══ Excerpted records

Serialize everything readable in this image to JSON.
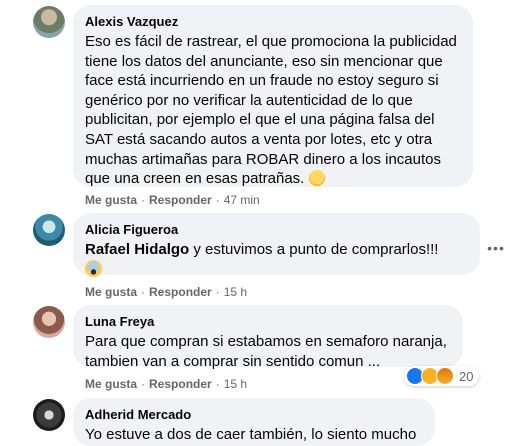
{
  "colors": {
    "bubble_bg": "#f0f2f5",
    "meta_text": "#65676b",
    "like_blue": "#1877f2",
    "haha_yellow": "#f7b125"
  },
  "comments": [
    {
      "author": "Alexis Vazquez",
      "text": "Eso es fácil de rastrear, el que promociona la publicidad tiene los datos del anunciante, eso sin mencionar que face está incurriendo en un fraude no estoy seguro si genérico por no verificar la autenticidad de lo que publicitan, por ejemplo el que el una página falsa del SAT está sacando autos a venta por lotes, etc y otra muchas artimañas para ROBAR dinero a los incautos que una creen en esas patrañas.",
      "emoji": "thinking-face-icon",
      "like": "Me gusta",
      "reply": "Responder",
      "time": "47 min"
    },
    {
      "author": "Alicia Figueroa",
      "mention": "Rafael Hidalgo",
      "text": " y estuvimos a punto de comprarlos!!!",
      "emoji": "screaming-face-icon",
      "like": "Me gusta",
      "reply": "Responder",
      "time": "15 h",
      "more": "•••"
    },
    {
      "author": "Luna Freya",
      "text": "Para que compran si estabamos en semaforo naranja, tambien van a comprar sin sentido comun ...",
      "like": "Me gusta",
      "reply": "Responder",
      "time": "15 h",
      "reactions": {
        "icons": [
          "like-reaction-icon",
          "haha-reaction-icon",
          "angry-reaction-icon"
        ],
        "count": "20"
      }
    },
    {
      "author": "Adherid Mercado",
      "text": "Yo estuve a dos de caer también, lo siento mucho"
    }
  ]
}
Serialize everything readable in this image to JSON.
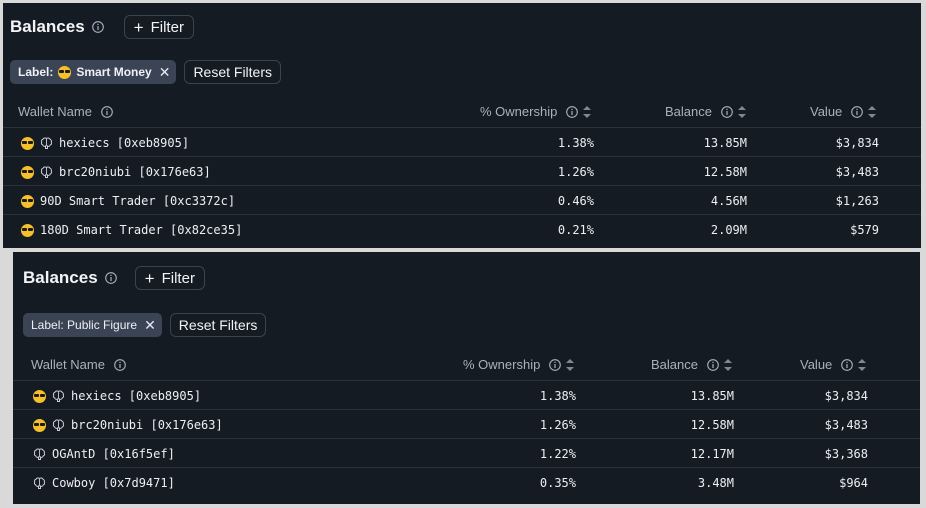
{
  "colors": {
    "panel_bg": "#151b23",
    "divider": "#2b323d",
    "chip_bg": "#3a4455",
    "text": "#eceff3",
    "muted": "#aab1bd",
    "emoji": "#f5c02a"
  },
  "panels": [
    {
      "title": "Balances",
      "filter_label": "Filter",
      "chip_label": "Label:",
      "chip_value": "Smart Money",
      "chip_has_emoji": true,
      "reset_label": "Reset Filters",
      "columns": {
        "wallet": "Wallet Name",
        "ownership": "% Ownership",
        "balance": "Balance",
        "value": "Value"
      },
      "rows": [
        {
          "wallet": "hexiecs [0xeb8905]",
          "ownership": "1.38%",
          "balance": "13.85M",
          "value": "$3,834",
          "icons": [
            "smart-money-icon",
            "brain-icon"
          ]
        },
        {
          "wallet": "brc20niubi [0x176e63]",
          "ownership": "1.26%",
          "balance": "12.58M",
          "value": "$3,483",
          "icons": [
            "smart-money-icon",
            "brain-icon"
          ]
        },
        {
          "wallet": "90D Smart Trader [0xc3372c]",
          "ownership": "0.46%",
          "balance": "4.56M",
          "value": "$1,263",
          "icons": [
            "smart-money-icon"
          ]
        },
        {
          "wallet": "180D Smart Trader [0x82ce35]",
          "ownership": "0.21%",
          "balance": "2.09M",
          "value": "$579",
          "icons": [
            "smart-money-icon"
          ]
        }
      ]
    },
    {
      "title": "Balances",
      "filter_label": "Filter",
      "chip_label": "Label: Public Figure",
      "chip_value": "",
      "chip_has_emoji": false,
      "reset_label": "Reset Filters",
      "columns": {
        "wallet": "Wallet Name",
        "ownership": "% Ownership",
        "balance": "Balance",
        "value": "Value"
      },
      "rows": [
        {
          "wallet": "hexiecs [0xeb8905]",
          "ownership": "1.38%",
          "balance": "13.85M",
          "value": "$3,834",
          "icons": [
            "smart-money-icon",
            "brain-icon"
          ]
        },
        {
          "wallet": "brc20niubi [0x176e63]",
          "ownership": "1.26%",
          "balance": "12.58M",
          "value": "$3,483",
          "icons": [
            "smart-money-icon",
            "brain-icon"
          ]
        },
        {
          "wallet": "OGAntD [0x16f5ef]",
          "ownership": "1.22%",
          "balance": "12.17M",
          "value": "$3,368",
          "icons": [
            "brain-icon"
          ]
        },
        {
          "wallet": "Cowboy [0x7d9471]",
          "ownership": "0.35%",
          "balance": "3.48M",
          "value": "$964",
          "icons": [
            "brain-icon"
          ]
        }
      ]
    }
  ]
}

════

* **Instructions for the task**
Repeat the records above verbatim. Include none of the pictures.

* **Expected answer**
Serialize everything readable in this image to JSON.
{
  "colors": {
    "bubble_bg": "#f0f2f5",
    "meta_text": "#65676b",
    "like_blue": "#1877f2",
    "haha_yellow": "#f7b125"
  },
  "comments": [
    {
      "author": "Alexis Vazquez",
      "text": "Eso es fácil de rastrear, el que promociona la publicidad tiene los datos del anunciante, eso sin mencionar que face está incurriendo en un fraude no estoy seguro si genérico por no verificar la autenticidad de lo que publicitan, por ejemplo el que el una página falsa del SAT está sacando autos a venta por lotes, etc y otra muchas artimañas para ROBAR dinero a los incautos que una creen en esas patrañas.",
      "emoji": "thinking-face-icon",
      "like": "Me gusta",
      "reply": "Responder",
      "time": "47 min"
    },
    {
      "author": "Alicia Figueroa",
      "mention": "Rafael Hidalgo",
      "text": " y estuvimos a punto de comprarlos!!!",
      "emoji": "screaming-face-icon",
      "like": "Me gusta",
      "reply": "Responder",
      "time": "15 h",
      "more": "•••"
    },
    {
      "author": "Luna Freya",
      "text": "Para que compran si estabamos en semaforo naranja, tambien van a comprar sin sentido comun ...",
      "like": "Me gusta",
      "reply": "Responder",
      "time": "15 h",
      "reactions": {
        "icons": [
          "like-reaction-icon",
          "haha-reaction-icon",
          "angry-reaction-icon"
        ],
        "count": "20"
      }
    },
    {
      "author": "Adherid Mercado",
      "text": "Yo estuve a dos de caer también, lo siento mucho"
    }
  ]
}
Serialize everything readable in this image to JSON.
{
  "colors": {
    "panel_bg": "#151b23",
    "divider": "#2b323d",
    "chip_bg": "#3a4455",
    "text": "#eceff3",
    "muted": "#aab1bd",
    "emoji": "#f5c02a"
  },
  "panels": [
    {
      "title": "Balances",
      "filter_label": "Filter",
      "chip_label": "Label:",
      "chip_value": "Smart Money",
      "chip_has_emoji": true,
      "reset_label": "Reset Filters",
      "columns": {
        "wallet": "Wallet Name",
        "ownership": "% Ownership",
        "balance": "Balance",
        "value": "Value"
      },
      "rows": [
        {
          "wallet": "hexiecs [0xeb8905]",
          "ownership": "1.38%",
          "balance": "13.85M",
          "value": "$3,834",
          "icons": [
            "smart-money-icon",
            "brain-icon"
          ]
        },
        {
          "wallet": "brc20niubi [0x176e63]",
          "ownership": "1.26%",
          "balance": "12.58M",
          "value": "$3,483",
          "icons": [
            "smart-money-icon",
            "brain-icon"
          ]
        },
        {
          "wallet": "90D Smart Trader [0xc3372c]",
          "ownership": "0.46%",
          "balance": "4.56M",
          "value": "$1,263",
          "icons": [
            "smart-money-icon"
          ]
        },
        {
          "wallet": "180D Smart Trader [0x82ce35]",
          "ownership": "0.21%",
          "balance": "2.09M",
          "value": "$579",
          "icons": [
            "smart-money-icon"
          ]
        }
      ]
    },
    {
      "title": "Balances",
      "filter_label": "Filter",
      "chip_label": "Label: Public Figure",
      "chip_value": "",
      "chip_has_emoji": false,
      "reset_label": "Reset Filters",
      "columns": {
        "wallet": "Wallet Name",
        "ownership": "% Ownership",
        "balance": "Balance",
        "value": "Value"
      },
      "rows": [
        {
          "wallet": "hexiecs [0xeb8905]",
          "ownership": "1.38%",
          "balance": "13.85M",
          "value": "$3,834",
          "icons": [
            "smart-money-icon",
            "brain-icon"
          ]
        },
        {
          "wallet": "brc20niubi [0x176e63]",
          "ownership": "1.26%",
          "balance": "12.58M",
          "value": "$3,483",
          "icons": [
            "smart-money-icon",
            "brain-icon"
          ]
        },
        {
          "wallet": "OGAntD [0x16f5ef]",
          "ownership": "1.22%",
          "balance": "12.17M",
          "value": "$3,368",
          "icons": [
            "brain-icon"
          ]
        },
        {
          "wallet": "Cowboy [0x7d9471]",
          "ownership": "0.35%",
          "balance": "3.48M",
          "value": "$964",
          "icons": [
            "brain-icon"
          ]
        }
      ]
    }
  ]
}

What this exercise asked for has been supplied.